## Exercise materials

******

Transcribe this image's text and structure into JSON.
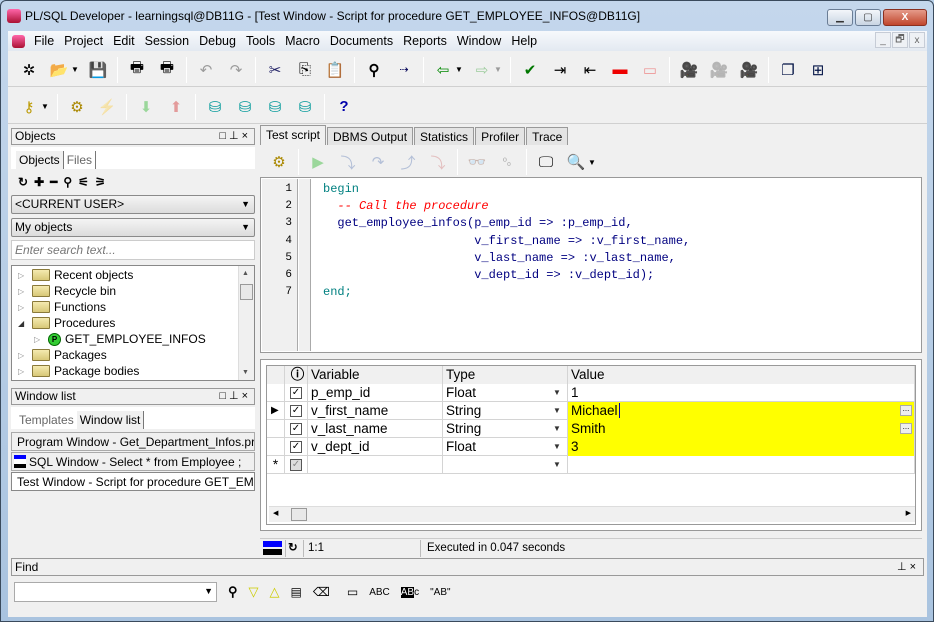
{
  "window": {
    "title": "PL/SQL Developer - learningsql@DB11G - [Test Window - Script for procedure GET_EMPLOYEE_INFOS@DB11G]",
    "caption_buttons": [
      "minimize",
      "maximize",
      "close"
    ]
  },
  "menu": {
    "items": [
      "File",
      "Project",
      "Edit",
      "Session",
      "Debug",
      "Tools",
      "Macro",
      "Documents",
      "Reports",
      "Window",
      "Help"
    ],
    "mdi_buttons": [
      "_",
      "🗗",
      "x"
    ]
  },
  "toolbar1": {
    "icons": [
      "new-icon",
      "open-icon",
      "save-icon",
      "print-icon",
      "print-preview-icon",
      "undo-icon",
      "redo-icon",
      "cut-icon",
      "copy-icon",
      "paste-icon",
      "find-icon",
      "find-next-icon",
      "load-icon",
      "save-as-icon",
      "compile-icon",
      "indent-icon",
      "unindent-icon",
      "comment-icon",
      "uncomment-icon",
      "record-macro-icon",
      "play-macro-icon",
      "macro-library-icon",
      "cascade-windows-icon",
      "tile-windows-icon"
    ]
  },
  "toolbar2": {
    "icons": [
      "log-on-icon",
      "compile-invalid-objects-icon",
      "break-icon",
      "import-icon",
      "export-icon",
      "explain-plan-icon",
      "sql-icon",
      "find-db-objects-icon",
      "rollback-icon",
      "help-icon"
    ],
    "help_glyph": "?"
  },
  "objects_panel": {
    "title": "Objects",
    "tabs": [
      "Objects",
      "Files"
    ],
    "user_select": "<CURRENT USER>",
    "filter_select": "My objects",
    "search_placeholder": "Enter search text...",
    "tree": [
      {
        "label": "Recent objects",
        "expanded": false,
        "level": 0
      },
      {
        "label": "Recycle bin",
        "expanded": false,
        "level": 0
      },
      {
        "label": "Functions",
        "expanded": false,
        "level": 0
      },
      {
        "label": "Procedures",
        "expanded": true,
        "level": 0
      },
      {
        "label": "GET_EMPLOYEE_INFOS",
        "expanded": false,
        "level": 1,
        "badge": "P"
      },
      {
        "label": "Packages",
        "expanded": false,
        "level": 0
      },
      {
        "label": "Package bodies",
        "expanded": false,
        "level": 0
      }
    ]
  },
  "window_list_panel": {
    "title": "Window list",
    "tabs": [
      "Templates",
      "Window list"
    ],
    "items": [
      {
        "label": "Program Window - Get_Department_Infos.prc",
        "color": "#ffff00",
        "active": false
      },
      {
        "label": "SQL Window - Select * from Employee ;",
        "color": "#0000ff",
        "active": false
      },
      {
        "label": "Test Window - Script for procedure GET_EMPLOYEE_INFOS",
        "color": "#0000ff",
        "active": true
      }
    ]
  },
  "test_window": {
    "tabs": [
      "Test script",
      "DBMS Output",
      "Statistics",
      "Profiler",
      "Trace"
    ],
    "active_tab": "Test script",
    "code": [
      {
        "n": "1",
        "text": "begin",
        "kind": "kw"
      },
      {
        "n": "2",
        "text": "  -- Call the procedure",
        "kind": "cm"
      },
      {
        "n": "3",
        "text": "  get_employee_infos(p_emp_id => :p_emp_id,",
        "kind": "id"
      },
      {
        "n": "4",
        "text": "                     v_first_name => :v_first_name,",
        "kind": "id"
      },
      {
        "n": "5",
        "text": "                     v_last_name => :v_last_name,",
        "kind": "id"
      },
      {
        "n": "6",
        "text": "                     v_dept_id => :v_dept_id);",
        "kind": "id"
      },
      {
        "n": "7",
        "text": "end;",
        "kind": "kw"
      }
    ],
    "variables": {
      "columns": [
        "",
        "Variable",
        "Type",
        "Value"
      ],
      "rows": [
        {
          "checked": true,
          "variable": "p_emp_id",
          "type": "Float",
          "value": "1",
          "highlight": false,
          "current": false,
          "ellipsis": false
        },
        {
          "checked": true,
          "variable": "v_first_name",
          "type": "String",
          "value": "Michael",
          "highlight": true,
          "current": true,
          "ellipsis": true
        },
        {
          "checked": true,
          "variable": "v_last_name",
          "type": "String",
          "value": "Smith",
          "highlight": true,
          "current": false,
          "ellipsis": true
        },
        {
          "checked": true,
          "variable": "v_dept_id",
          "type": "Float",
          "value": "3",
          "highlight": true,
          "current": false,
          "ellipsis": false
        }
      ],
      "new_row_marker": "*"
    },
    "status": {
      "position": "1:1",
      "message": "Executed in 0.047 seconds"
    }
  },
  "find_panel": {
    "title": "Find",
    "input_value": "",
    "tool_labels": {
      "abc": "ABC",
      "abc_whole": "AB",
      "quoted": "\"AB\""
    }
  },
  "colors": {
    "highlight": "#ffff00",
    "keyword": "#008080",
    "comment": "#ff0000",
    "identifier": "#000080"
  }
}
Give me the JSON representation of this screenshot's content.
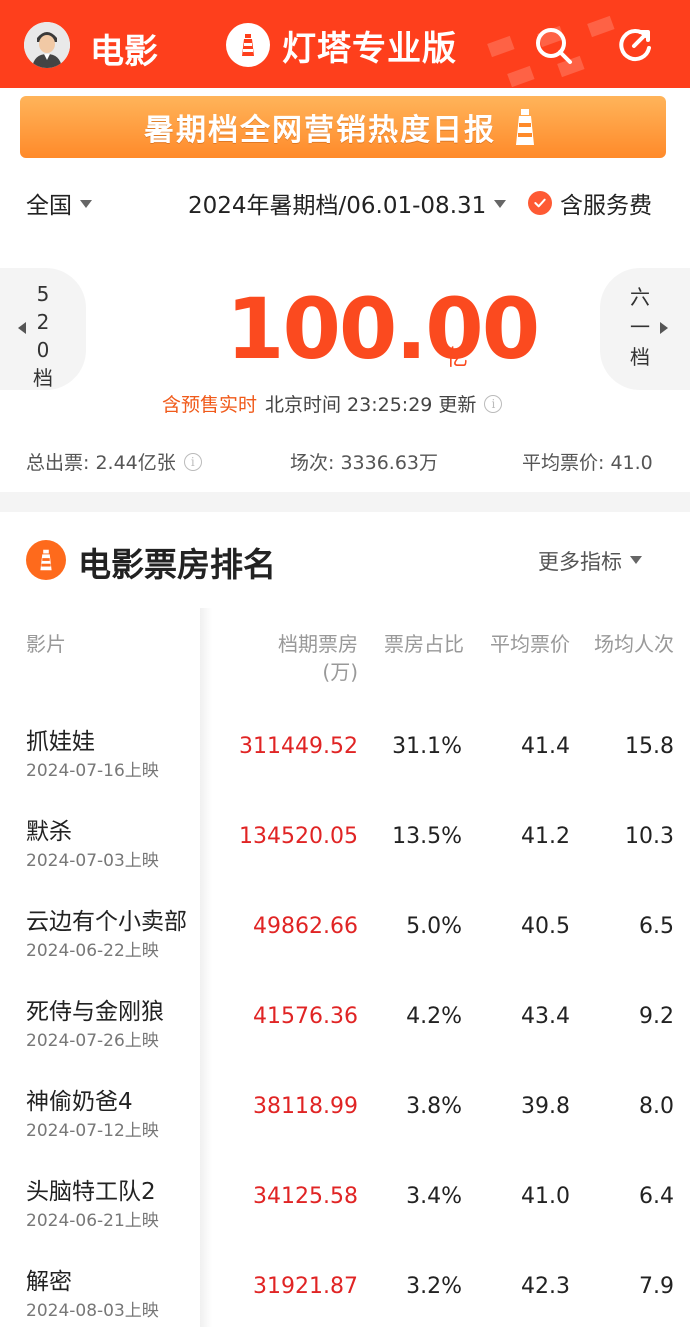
{
  "header": {
    "title": "电影",
    "brand": "灯塔专业版",
    "accent_color": "#fe3f1c",
    "icons": [
      "avatar",
      "lighthouse-logo-icon",
      "search-icon",
      "refresh-icon"
    ]
  },
  "banner": {
    "text": "暑期档全网营销热度日报"
  },
  "filters": {
    "region": "全国",
    "period": "2024年暑期档/06.01-08.31",
    "service_fee": "含服务费"
  },
  "nav": {
    "prev": "520档",
    "next": "六一档"
  },
  "summary": {
    "box_office": "100.00",
    "unit": "亿",
    "realtime_label": "含预售实时",
    "update_text": "北京时间 23:25:29 更新",
    "total_tickets": "总出票: 2.44亿张",
    "shows": "场次: 3336.63万",
    "avg_price": "平均票价: 41.0"
  },
  "section": {
    "title": "电影票房排名",
    "more": "更多指标"
  },
  "table": {
    "headers": {
      "name": "影片",
      "box_office_1": "档期票房",
      "box_office_2": "(万)",
      "share": "票房占比",
      "price": "平均票价",
      "avg_people": "场均人次"
    },
    "rows": [
      {
        "name": "抓娃娃",
        "date": "2024-07-16上映",
        "bo": "311449.52",
        "share": "31.1%",
        "price": "41.4",
        "avg": "15.8"
      },
      {
        "name": "默杀",
        "date": "2024-07-03上映",
        "bo": "134520.05",
        "share": "13.5%",
        "price": "41.2",
        "avg": "10.3"
      },
      {
        "name": "云边有个小卖部",
        "date": "2024-06-22上映",
        "bo": "49862.66",
        "share": "5.0%",
        "price": "40.5",
        "avg": "6.5"
      },
      {
        "name": "死侍与金刚狼",
        "date": "2024-07-26上映",
        "bo": "41576.36",
        "share": "4.2%",
        "price": "43.4",
        "avg": "9.2"
      },
      {
        "name": "神偷奶爸4",
        "date": "2024-07-12上映",
        "bo": "38118.99",
        "share": "3.8%",
        "price": "39.8",
        "avg": "8.0"
      },
      {
        "name": "头脑特工队2",
        "date": "2024-06-21上映",
        "bo": "34125.58",
        "share": "3.4%",
        "price": "41.0",
        "avg": "6.4"
      },
      {
        "name": "解密",
        "date": "2024-08-03上映",
        "bo": "31921.87",
        "share": "3.2%",
        "price": "42.3",
        "avg": "7.9"
      }
    ]
  }
}
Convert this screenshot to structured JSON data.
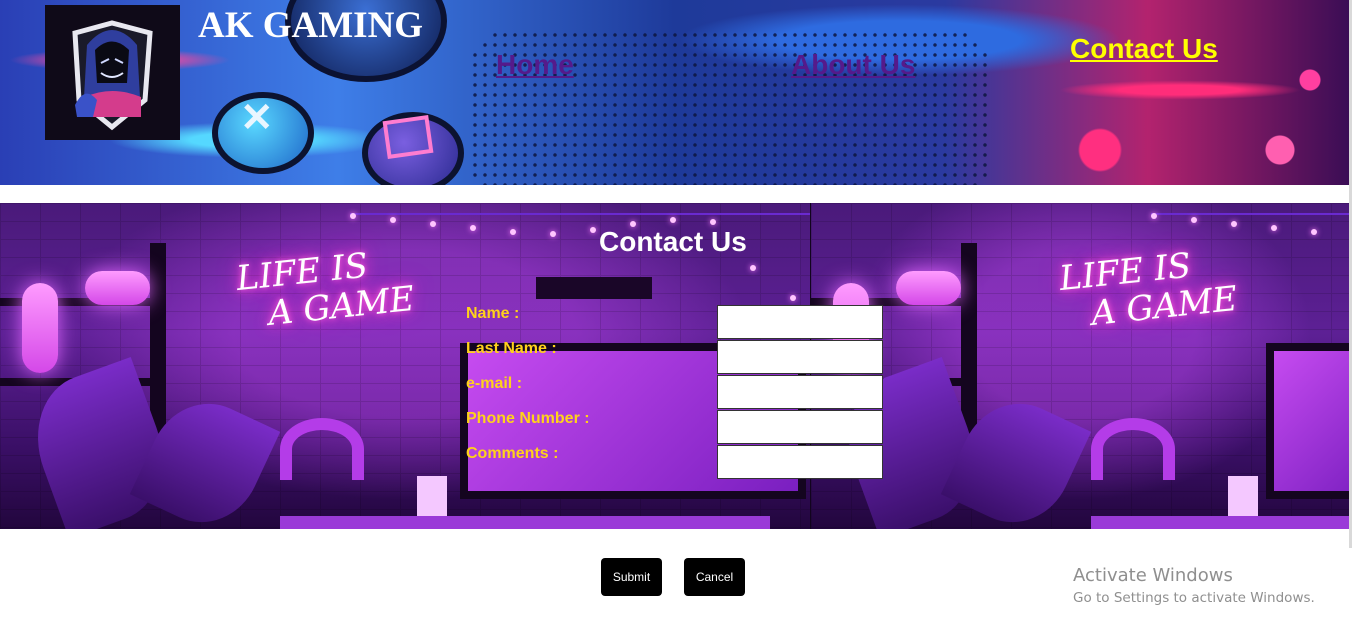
{
  "header": {
    "site_title": "AK GAMING",
    "logo_icon": "hooded-gamer-logo-icon"
  },
  "nav": {
    "items": [
      {
        "label": "Home",
        "color": "#551a8b"
      },
      {
        "label": "About Us",
        "color": "#551a8b"
      },
      {
        "label": "Contact Us",
        "color": "#ffff00",
        "active": true
      }
    ]
  },
  "background": {
    "neon_sign": [
      "LIFE IS",
      "A GAME"
    ]
  },
  "form": {
    "title": "Contact Us",
    "label_color": "#ffd21a",
    "fields": [
      {
        "label": "Name :",
        "value": ""
      },
      {
        "label": "Last Name :",
        "value": ""
      },
      {
        "label": "e-mail :",
        "value": ""
      },
      {
        "label": "Phone Number :",
        "value": ""
      },
      {
        "label": "Comments :",
        "value": ""
      }
    ],
    "buttons": {
      "submit": "Submit",
      "cancel": "Cancel"
    }
  },
  "watermark": {
    "line1": "Activate Windows",
    "line2": "Go to Settings to activate Windows."
  }
}
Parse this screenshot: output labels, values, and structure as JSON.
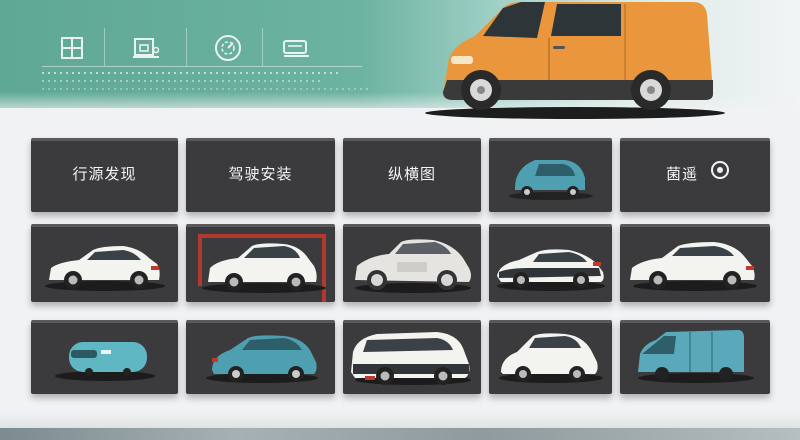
{
  "hero": {
    "icons": [
      "document-icon",
      "archive-icon",
      "gauge-icon",
      "battery-icon"
    ]
  },
  "menu_tiles": [
    {
      "label": "行源发现"
    },
    {
      "label": "驾驶安装"
    },
    {
      "label": "纵横图"
    },
    {
      "label": ""
    },
    {
      "label": "菌遥"
    }
  ],
  "colors": {
    "hero_green": "#5fa894",
    "van_orange": "#e9963c",
    "tile_dark": "#3b3b3d",
    "car_white": "#f3f3f0",
    "car_teal": "#4e9fb0",
    "accent_red": "#c0392b"
  }
}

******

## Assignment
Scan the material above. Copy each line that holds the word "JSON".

## Written reply
Transcribe this image's text and structure into JSON.
Give me the JSON representation of this screenshot's content.
Convert this screenshot to structured JSON data.
Parse this screenshot: output labels, values, and structure as JSON.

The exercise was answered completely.